Likewise, large scale wars such as WWI and WWII, Korea and Vietnam, required a different form of labor that could not be locked down or out of the U.S. corporate structure i.e., bodies that bleed on the battlefield not sit idle on prison yards. Ironically, between the years of 1970-2000, the same two phenomenons significantly influenced mass incarceration. The change is drug laws was just one of many justifications.
As technology and automation took over the battlefields and factories, fewer people were required in military and factory uniforms, creating a surplus of labor which the prisons absorbed. That is, as weapons fired more rapidly, could travel greater distances, and became more destructive, the U.S. military could function just as effective, if not better, with reduced numbers. In industry after industry tremendous technological revolution in transportation and communication, and major political and economic development throughout the world, companies began to replace human labor with machinery. In the process an era of lean production was brought in.
Tens of thousands of blue-collar workers were added to unemployment rolls and prison count sheets.
This more nuanced understanding of the economic and social roles of the U.S. prison system in part explains why numerous studies have demonstrated that the U.S. mass incarceration era did not follow from "crime" in the neat and logical sequences offered by the discourses that insist on the justice of imprisonment, but rather incarceration is linked to the agendas of politicians, the profit drive of corporations, and media representations of crime.
It is against the backdrop of this more broad understanding of the rise of mass incarceration that we should pursue its dismantling. Thus, aside from minimizing, through various strategies, the kinds of behaviors that will bring people into contact with the police and justice systems, there is the questions of what to do about white supremacy, profit driven criminal justice policies, and how to foster insights and understandings which might relieve the need to act out frustrations in personal and self-destructive ways?
If we shift our attention from mass incarceration as a mistake of misguided policy, to the set of relationships that comprise what is commonly referred to as the prison industrial complex, it may be easier to think of ways to decarcerate, and ultimately abolish prisons. In other words, a more complicated framework may yield more options than if we simply accept the dominant narrative.
If you are working on an APWA-related project, please let us know how you plan to utilize the Archive. We hope to share information about your work with our readers and, whenever possible, with relevant APWA authors.

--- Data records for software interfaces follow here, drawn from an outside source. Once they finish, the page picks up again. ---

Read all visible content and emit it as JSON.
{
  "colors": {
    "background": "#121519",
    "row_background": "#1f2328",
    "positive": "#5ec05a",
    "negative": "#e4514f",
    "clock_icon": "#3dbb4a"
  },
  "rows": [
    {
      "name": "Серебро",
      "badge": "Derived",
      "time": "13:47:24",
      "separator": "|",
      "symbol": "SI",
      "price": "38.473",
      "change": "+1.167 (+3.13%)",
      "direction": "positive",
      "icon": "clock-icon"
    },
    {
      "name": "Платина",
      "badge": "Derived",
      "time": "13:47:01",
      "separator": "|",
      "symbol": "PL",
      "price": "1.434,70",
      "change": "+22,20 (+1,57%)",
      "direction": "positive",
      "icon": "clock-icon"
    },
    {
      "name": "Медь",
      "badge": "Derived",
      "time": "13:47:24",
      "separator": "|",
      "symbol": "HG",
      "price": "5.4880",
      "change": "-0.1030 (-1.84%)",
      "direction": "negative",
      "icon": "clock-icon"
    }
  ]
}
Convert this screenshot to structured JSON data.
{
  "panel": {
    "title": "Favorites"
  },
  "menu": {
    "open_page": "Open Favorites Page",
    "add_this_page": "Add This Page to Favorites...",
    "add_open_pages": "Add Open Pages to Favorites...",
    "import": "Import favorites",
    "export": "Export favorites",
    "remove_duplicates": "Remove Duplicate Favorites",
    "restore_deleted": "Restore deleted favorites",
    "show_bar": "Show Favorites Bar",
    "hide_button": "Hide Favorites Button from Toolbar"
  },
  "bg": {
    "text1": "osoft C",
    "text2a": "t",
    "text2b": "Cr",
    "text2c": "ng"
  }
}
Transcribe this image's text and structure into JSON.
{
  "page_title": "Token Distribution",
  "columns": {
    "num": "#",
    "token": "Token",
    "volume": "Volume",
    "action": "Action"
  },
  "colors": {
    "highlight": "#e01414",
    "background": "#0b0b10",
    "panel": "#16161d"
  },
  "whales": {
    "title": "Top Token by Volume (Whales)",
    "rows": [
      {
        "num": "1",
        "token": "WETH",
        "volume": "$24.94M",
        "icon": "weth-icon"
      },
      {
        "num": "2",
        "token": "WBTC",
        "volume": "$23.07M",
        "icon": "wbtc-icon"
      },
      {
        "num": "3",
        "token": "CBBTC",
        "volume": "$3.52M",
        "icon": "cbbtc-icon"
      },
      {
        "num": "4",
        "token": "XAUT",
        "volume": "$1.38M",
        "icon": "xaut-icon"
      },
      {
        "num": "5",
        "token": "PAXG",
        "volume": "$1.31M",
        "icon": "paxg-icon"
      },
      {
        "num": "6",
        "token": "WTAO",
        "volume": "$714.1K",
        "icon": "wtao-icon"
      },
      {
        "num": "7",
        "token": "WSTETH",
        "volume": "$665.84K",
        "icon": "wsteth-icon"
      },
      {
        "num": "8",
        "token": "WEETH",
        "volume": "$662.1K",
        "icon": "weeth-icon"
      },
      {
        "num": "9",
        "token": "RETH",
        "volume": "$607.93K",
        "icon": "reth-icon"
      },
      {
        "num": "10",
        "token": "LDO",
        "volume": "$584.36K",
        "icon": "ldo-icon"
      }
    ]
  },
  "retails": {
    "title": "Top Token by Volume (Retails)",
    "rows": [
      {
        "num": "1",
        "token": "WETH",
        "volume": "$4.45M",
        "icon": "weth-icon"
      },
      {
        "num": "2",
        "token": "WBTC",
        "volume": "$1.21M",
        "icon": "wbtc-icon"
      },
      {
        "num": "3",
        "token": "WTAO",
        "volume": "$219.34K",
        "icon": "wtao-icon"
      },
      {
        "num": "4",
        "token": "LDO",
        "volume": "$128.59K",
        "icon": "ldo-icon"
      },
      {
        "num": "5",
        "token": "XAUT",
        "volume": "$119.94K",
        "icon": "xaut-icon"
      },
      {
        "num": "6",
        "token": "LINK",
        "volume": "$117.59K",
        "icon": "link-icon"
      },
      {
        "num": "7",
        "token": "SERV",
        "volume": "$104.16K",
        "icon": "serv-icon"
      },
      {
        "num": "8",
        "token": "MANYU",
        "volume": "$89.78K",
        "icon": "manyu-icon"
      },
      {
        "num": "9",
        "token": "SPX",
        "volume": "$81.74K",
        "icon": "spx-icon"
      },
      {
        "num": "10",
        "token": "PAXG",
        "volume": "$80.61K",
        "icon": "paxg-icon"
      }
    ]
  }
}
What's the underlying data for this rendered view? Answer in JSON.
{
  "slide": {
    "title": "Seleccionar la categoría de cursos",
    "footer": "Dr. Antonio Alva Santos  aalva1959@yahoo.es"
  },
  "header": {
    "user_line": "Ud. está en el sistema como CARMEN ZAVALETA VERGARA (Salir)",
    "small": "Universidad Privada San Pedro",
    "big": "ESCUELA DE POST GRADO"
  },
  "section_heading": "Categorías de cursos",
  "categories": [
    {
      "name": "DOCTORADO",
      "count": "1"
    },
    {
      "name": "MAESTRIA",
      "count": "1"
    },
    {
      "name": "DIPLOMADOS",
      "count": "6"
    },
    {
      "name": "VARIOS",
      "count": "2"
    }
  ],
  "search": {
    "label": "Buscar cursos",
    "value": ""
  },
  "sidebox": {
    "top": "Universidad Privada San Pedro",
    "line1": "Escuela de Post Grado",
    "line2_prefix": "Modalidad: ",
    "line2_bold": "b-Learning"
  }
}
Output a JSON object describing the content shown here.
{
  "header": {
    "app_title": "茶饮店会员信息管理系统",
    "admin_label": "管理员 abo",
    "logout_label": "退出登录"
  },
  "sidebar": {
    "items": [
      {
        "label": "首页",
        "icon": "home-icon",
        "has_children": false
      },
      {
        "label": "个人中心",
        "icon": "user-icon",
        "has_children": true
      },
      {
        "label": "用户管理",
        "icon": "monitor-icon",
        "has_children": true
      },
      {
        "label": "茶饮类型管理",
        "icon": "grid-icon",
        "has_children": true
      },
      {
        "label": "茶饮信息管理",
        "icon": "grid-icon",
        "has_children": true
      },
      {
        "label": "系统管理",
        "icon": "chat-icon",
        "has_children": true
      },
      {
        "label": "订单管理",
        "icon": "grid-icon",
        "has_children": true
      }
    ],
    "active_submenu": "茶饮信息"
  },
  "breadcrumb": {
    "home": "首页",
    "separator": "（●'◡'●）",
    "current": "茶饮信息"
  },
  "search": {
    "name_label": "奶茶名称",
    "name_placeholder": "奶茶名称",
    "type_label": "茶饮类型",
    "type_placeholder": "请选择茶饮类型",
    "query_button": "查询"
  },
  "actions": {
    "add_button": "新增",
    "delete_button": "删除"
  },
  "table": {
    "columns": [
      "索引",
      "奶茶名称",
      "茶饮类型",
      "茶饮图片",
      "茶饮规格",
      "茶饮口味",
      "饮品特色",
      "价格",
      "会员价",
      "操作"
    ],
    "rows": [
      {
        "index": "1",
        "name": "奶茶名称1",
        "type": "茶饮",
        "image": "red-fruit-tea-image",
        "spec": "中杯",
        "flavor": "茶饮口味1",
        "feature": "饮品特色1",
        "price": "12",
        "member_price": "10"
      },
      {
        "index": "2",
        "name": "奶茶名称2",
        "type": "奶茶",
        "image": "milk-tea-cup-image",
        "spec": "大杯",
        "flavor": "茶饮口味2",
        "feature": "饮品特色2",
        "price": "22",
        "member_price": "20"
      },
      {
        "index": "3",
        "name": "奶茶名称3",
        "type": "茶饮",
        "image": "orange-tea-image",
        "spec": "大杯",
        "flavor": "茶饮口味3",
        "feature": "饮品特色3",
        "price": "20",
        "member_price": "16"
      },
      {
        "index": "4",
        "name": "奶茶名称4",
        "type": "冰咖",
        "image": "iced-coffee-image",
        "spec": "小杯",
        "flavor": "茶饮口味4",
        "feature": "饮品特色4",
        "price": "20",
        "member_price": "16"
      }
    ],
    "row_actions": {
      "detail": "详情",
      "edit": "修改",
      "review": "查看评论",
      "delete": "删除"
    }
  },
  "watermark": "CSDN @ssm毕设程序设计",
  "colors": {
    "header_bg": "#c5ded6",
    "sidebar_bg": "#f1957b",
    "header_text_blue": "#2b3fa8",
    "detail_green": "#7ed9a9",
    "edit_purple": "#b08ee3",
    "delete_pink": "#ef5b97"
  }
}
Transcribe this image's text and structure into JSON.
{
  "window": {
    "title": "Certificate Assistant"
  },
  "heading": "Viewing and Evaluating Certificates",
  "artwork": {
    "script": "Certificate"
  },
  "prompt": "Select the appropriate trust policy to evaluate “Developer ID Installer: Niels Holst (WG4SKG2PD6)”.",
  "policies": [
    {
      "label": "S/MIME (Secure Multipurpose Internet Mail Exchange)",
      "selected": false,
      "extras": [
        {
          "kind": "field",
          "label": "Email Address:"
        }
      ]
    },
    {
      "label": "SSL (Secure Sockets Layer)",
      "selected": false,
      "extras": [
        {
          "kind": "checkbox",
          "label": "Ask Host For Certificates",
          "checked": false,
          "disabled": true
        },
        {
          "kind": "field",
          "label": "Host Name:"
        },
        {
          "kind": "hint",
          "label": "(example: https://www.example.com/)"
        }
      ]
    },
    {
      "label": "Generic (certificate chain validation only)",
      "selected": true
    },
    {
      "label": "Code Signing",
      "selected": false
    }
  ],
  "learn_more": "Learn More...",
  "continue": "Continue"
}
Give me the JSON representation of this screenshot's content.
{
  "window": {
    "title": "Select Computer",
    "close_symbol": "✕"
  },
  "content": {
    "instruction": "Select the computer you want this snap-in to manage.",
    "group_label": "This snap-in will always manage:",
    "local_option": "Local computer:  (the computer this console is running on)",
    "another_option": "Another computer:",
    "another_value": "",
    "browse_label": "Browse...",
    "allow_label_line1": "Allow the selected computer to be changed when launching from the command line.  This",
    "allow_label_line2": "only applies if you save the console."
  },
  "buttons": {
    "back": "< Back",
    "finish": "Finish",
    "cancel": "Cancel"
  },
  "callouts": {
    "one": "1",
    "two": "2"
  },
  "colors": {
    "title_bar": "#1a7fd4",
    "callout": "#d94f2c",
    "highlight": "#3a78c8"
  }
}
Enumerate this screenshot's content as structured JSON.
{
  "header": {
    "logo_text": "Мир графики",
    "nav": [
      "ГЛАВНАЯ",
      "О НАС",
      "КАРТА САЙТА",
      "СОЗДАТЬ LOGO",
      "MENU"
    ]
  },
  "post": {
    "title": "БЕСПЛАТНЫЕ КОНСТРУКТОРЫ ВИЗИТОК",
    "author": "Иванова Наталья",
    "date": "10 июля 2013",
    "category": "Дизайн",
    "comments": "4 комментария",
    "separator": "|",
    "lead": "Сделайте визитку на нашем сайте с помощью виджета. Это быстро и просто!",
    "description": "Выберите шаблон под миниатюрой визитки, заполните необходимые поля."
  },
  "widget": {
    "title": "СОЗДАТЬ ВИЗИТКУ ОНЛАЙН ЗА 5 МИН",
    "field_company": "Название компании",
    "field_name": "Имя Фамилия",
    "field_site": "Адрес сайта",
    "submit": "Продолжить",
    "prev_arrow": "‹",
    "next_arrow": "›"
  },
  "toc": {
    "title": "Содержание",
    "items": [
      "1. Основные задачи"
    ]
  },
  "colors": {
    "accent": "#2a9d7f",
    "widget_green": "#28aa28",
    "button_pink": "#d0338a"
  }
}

APWA is an open access archive. We encourage use of the writings for research, course planning, and projects engaged in examination of the criminal legal system. Reproduction of essays in their entirety infringes on author copyright without their explicit consent from the writers. Please contact us if you plan to reproduce entire essays; we will do our best to put you in contact with the authors for consent, and their compensation for any project that is profit making.